The cosmonaut, a character he has been using since 2016, landed last summer in Villa Medici and was directed to gaze at the sky through his glass red helmet while pretty flowers bloomed on his astral golden body. But the Villa also set the stage for the introduction of a new character, the shaman. The shaman is a hypnotized striding figure, in seahorse attire. “He is inhabited by… almost the spirit of an animal, in this case the hippocampus.”
Appriou wants his characters to inform one another and likes to weave stories between them. “I think of it like a pearl necklace… at the end, it composes a story together.” So there was nothing accidental in the way he aligned the shaman with astronaut. “The shaman was something that gave direction to a dream that drew to a close with the astronaut; it’s like the world can look at his shuttle at the end.”

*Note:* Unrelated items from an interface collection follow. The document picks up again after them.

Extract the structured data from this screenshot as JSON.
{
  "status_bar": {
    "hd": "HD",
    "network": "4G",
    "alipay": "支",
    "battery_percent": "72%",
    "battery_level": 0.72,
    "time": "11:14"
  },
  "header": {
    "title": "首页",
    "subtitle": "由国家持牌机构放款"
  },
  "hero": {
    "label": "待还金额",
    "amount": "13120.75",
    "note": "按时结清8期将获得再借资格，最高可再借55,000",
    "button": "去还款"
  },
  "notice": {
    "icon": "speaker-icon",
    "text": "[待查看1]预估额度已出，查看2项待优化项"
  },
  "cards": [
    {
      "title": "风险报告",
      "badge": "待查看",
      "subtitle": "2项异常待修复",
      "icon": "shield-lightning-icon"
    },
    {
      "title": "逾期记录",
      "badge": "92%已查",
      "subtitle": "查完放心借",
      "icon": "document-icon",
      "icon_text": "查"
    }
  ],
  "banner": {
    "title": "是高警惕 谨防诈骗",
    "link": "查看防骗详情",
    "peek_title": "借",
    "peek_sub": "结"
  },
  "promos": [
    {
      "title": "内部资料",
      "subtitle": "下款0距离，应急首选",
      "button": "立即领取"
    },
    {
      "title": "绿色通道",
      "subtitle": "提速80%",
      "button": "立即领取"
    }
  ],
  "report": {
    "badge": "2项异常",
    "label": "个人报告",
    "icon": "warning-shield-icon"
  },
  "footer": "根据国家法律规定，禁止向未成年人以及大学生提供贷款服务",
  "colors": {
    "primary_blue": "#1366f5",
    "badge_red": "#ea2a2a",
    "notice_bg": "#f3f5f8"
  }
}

For a different installation, the beekeeper carried the astronaut on his back. “I like the word keeper in English. It is quite beautiful…bee-keeper, the keeper of the bees. He takes care of, rather he is the guardian of what is past or what is, in any case, terrestrial and current, while the astronaut is the child, a metaphor for the future.”
The keeper of bees brings to mind the wide range of animals that Appriou has created, like the seal that floated serenely in Villa Medici’s Bird Room, or the fish that glided in the Aurora Room, or the lion heads in the square of the Niobides. These delighted and surprised the audience, but also the artist himself. “If I am allowed to say, the Villa has been a playground, so rich in inspiration that I could come up with different things every year for a new show.”
With the same enthusiasm and curiosity, he talks about the dromedaries standing on their reflections in his studio as if they were the key to an expanded consciousness. “What interests me is to go beyond this imaginary surface that the mirage, or the world, is. This Alice in Wonderland or William Blake trick of the passage. The door to another state. When we are in front of a work of art, we don’t know what happens, it is indescribable, but we pass through a door to a state of superior consciousness.”
His bronze flamingos trigger creativity. “When you understand that the flamingo is pink because it eats shrimp, or when you think of how wild birds travel from the North to the South as if they had an internal compass, everything is mystical. It does things in the head, it opens the imagination, because we say that we can apply that to the human being, we can apply that to many things and that really. … opens up plastic possibilities.”
Appriou’s passion is not confined to the natural world, but also extends to history and antiquity. He sounds playful when he says, “the sculpture in Villa Medici’s Cleopatra Loggia is surely a Venus, who in ancient Greece was Aphrodite, who in the Roman Villa becomes Cleopatra. It’s like a collage.” His work operates in the same way, blurring things, eras, and references. To complement the ancient beauty in the Villa, Appriou installed a cagelike rose structure, drawing inspiration from Edward-Burne Jones’s painting The Rose Bower that illustrates a scene from the fairy tale Sleeping Beauty. “The beauty is asleep together with all the other people in the castle as in the Disney movie. There are huge brambles like barbed wire that protect and put the castle under seal.”
The scene in the Loggia Cleopatra “that has the ruin (something of the past), the brambles (something of the present) and the wasteland (something of the future)” is a metaphor for time as is the sculpture he placed in front of the Villa’s Egyptian obelisk. The aquatic creature emerging from the water, “a bit like a rocky cliff,” is Appriou’s version of the two-faced Roman god Janus, the god of beginnings, gates, transitions, time, duality, doorways, passages, frames, and endings.
Rome and Paris, 2022. All photos © Alexia Antsakli Vardinoyanni www.artflyer.net